I'm glad that's over. I ran through most of the levels quickly. 18, 23 and 25 were the difficult ones, and for some reason I ran into a perceptual barrier at level 25 that took a while to break through. The bombs were nothing more than a nuisance, serving as a another kind of opaque object. I would have liked another live element such as a diffraction grating that 'splits' a beam into invisible counterparts (that can be reflected but not light up a bullb) until they are rejoined.
Congratulations! It's a great feeling, isn't it? On Thursday evening I re-ran through all 25 levels as a speed trial and did them all in 30m 05s.
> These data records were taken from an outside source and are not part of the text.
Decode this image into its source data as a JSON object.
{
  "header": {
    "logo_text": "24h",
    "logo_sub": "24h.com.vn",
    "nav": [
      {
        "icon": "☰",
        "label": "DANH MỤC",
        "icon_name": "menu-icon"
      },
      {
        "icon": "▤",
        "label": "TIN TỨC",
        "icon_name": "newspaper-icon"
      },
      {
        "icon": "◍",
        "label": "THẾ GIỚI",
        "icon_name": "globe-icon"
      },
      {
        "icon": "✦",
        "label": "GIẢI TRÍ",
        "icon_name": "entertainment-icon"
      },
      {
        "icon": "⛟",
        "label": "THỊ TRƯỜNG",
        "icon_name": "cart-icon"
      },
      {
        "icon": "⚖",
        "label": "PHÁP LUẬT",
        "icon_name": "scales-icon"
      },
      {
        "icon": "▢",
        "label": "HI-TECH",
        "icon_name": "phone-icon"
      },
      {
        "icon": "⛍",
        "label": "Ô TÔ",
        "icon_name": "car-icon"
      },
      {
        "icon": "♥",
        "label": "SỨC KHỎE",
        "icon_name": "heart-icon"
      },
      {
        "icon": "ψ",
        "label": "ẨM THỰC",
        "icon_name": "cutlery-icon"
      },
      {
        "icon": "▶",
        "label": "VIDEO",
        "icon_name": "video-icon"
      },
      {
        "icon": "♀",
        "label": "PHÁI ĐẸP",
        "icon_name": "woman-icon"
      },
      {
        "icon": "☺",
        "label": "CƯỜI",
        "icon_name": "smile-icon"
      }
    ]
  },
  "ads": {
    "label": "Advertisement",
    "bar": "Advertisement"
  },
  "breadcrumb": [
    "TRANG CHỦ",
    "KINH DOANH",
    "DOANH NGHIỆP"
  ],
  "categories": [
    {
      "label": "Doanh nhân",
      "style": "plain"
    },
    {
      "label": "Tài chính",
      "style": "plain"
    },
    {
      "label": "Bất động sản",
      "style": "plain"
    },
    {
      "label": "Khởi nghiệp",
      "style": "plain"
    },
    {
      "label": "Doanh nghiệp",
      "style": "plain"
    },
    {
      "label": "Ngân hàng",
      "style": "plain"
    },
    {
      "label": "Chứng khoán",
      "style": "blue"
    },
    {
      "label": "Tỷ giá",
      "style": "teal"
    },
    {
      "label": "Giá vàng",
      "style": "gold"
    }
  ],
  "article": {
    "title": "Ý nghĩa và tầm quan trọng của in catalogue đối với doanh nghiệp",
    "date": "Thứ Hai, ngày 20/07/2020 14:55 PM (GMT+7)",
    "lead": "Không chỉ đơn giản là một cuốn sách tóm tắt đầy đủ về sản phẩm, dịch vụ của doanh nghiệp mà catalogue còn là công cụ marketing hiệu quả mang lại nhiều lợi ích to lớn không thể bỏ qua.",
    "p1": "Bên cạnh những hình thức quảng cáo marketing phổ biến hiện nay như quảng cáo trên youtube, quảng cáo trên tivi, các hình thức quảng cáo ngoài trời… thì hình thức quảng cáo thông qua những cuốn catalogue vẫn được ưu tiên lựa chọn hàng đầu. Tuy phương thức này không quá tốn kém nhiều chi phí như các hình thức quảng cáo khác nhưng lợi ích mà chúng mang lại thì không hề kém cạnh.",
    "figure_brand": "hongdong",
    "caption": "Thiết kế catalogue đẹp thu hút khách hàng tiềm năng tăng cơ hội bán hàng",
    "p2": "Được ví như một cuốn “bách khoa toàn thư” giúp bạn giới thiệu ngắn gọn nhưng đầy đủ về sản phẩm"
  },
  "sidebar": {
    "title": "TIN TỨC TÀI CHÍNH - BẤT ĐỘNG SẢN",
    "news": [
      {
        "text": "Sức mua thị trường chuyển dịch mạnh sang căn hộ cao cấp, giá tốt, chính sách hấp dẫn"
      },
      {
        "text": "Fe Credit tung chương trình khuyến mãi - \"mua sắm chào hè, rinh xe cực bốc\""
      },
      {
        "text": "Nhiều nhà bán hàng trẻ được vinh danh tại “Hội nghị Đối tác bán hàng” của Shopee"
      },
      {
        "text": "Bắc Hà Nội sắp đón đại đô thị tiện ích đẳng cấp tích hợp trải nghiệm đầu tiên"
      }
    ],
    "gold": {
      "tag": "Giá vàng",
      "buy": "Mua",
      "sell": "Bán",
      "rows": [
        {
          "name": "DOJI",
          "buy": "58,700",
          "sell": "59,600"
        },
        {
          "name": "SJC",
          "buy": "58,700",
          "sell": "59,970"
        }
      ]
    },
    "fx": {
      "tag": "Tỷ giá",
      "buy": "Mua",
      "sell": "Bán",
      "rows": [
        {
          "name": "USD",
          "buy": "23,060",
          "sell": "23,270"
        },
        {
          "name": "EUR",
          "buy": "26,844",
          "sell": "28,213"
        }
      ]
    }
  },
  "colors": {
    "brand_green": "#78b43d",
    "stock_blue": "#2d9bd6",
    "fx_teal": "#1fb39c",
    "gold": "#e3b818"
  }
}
If you feel up to attempting a slightly newer version of the same basic game, it's available as a 28 level version at a website that Laura Chartier linked to in the comments section of my journal. They've made a couple of the levels harder (the evil Level 19, for example), and added three after 25. I ran through them all in a few hours yesterday evening.
But even if you decide to try the newer game, take a few days to bask in the warm glow of success first.
I learned more about myself running through those levels. My reverse ray trace strategy worked very well for most of the levels. Indeed, this is a basic weakness in the game, that if there are obvious back path dead-ends, it is easy (well, not easy but easier) to determine the true path. It was the levels with multiple partial possibilities that threw me and I failed to realize my basic strategy had to be abanonded or at least modified.
I'll take a look at the new game *after* taking a break from it. The interesting part of all this is that playing this game helped me solve a real and gnarly path optimization problem at work. Gosh, I can declare those game days as research.
I'll use the backward trace to establish where the end-points have to be, and then work out partial interior solutions that fit together. For me it usually includes a fair amount of intuition to get to the solution. If I were to try to code it as an algorythm, I'd write it as something like integration by parts, with boundary condition matching.